◆ Problem details: Wherever a line in the data holds the word "ReplayDepartment", pull that line out.

Records drawn from a dataset
___
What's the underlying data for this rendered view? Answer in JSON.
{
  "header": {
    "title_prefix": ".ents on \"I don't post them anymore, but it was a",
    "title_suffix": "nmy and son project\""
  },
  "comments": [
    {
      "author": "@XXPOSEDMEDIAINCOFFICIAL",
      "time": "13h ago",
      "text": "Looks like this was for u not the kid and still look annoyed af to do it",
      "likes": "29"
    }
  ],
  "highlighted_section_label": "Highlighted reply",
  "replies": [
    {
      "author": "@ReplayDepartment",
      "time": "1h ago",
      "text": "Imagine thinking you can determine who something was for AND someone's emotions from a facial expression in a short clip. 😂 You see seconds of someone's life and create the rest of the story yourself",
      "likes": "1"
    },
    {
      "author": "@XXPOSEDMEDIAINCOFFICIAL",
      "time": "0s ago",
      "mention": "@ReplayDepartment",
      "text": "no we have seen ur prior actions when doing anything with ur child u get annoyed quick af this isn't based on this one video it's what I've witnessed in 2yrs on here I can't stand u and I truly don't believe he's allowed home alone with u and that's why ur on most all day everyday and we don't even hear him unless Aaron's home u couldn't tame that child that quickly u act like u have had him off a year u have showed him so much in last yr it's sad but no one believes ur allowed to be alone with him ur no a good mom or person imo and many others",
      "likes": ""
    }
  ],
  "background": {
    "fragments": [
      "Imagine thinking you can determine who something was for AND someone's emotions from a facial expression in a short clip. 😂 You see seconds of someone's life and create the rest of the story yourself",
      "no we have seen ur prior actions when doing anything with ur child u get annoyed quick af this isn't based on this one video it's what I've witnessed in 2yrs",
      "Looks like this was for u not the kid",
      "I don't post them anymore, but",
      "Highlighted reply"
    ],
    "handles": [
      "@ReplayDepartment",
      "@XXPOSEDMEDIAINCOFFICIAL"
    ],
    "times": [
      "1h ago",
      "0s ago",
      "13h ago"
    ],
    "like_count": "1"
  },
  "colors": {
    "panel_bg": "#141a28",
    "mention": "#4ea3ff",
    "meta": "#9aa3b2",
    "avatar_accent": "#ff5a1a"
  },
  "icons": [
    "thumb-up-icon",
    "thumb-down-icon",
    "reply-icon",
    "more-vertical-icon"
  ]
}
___
◆ Written response:
      "author": "@ReplayDepartment",
      "mention": "@ReplayDepartment",
      "@ReplayDepartment",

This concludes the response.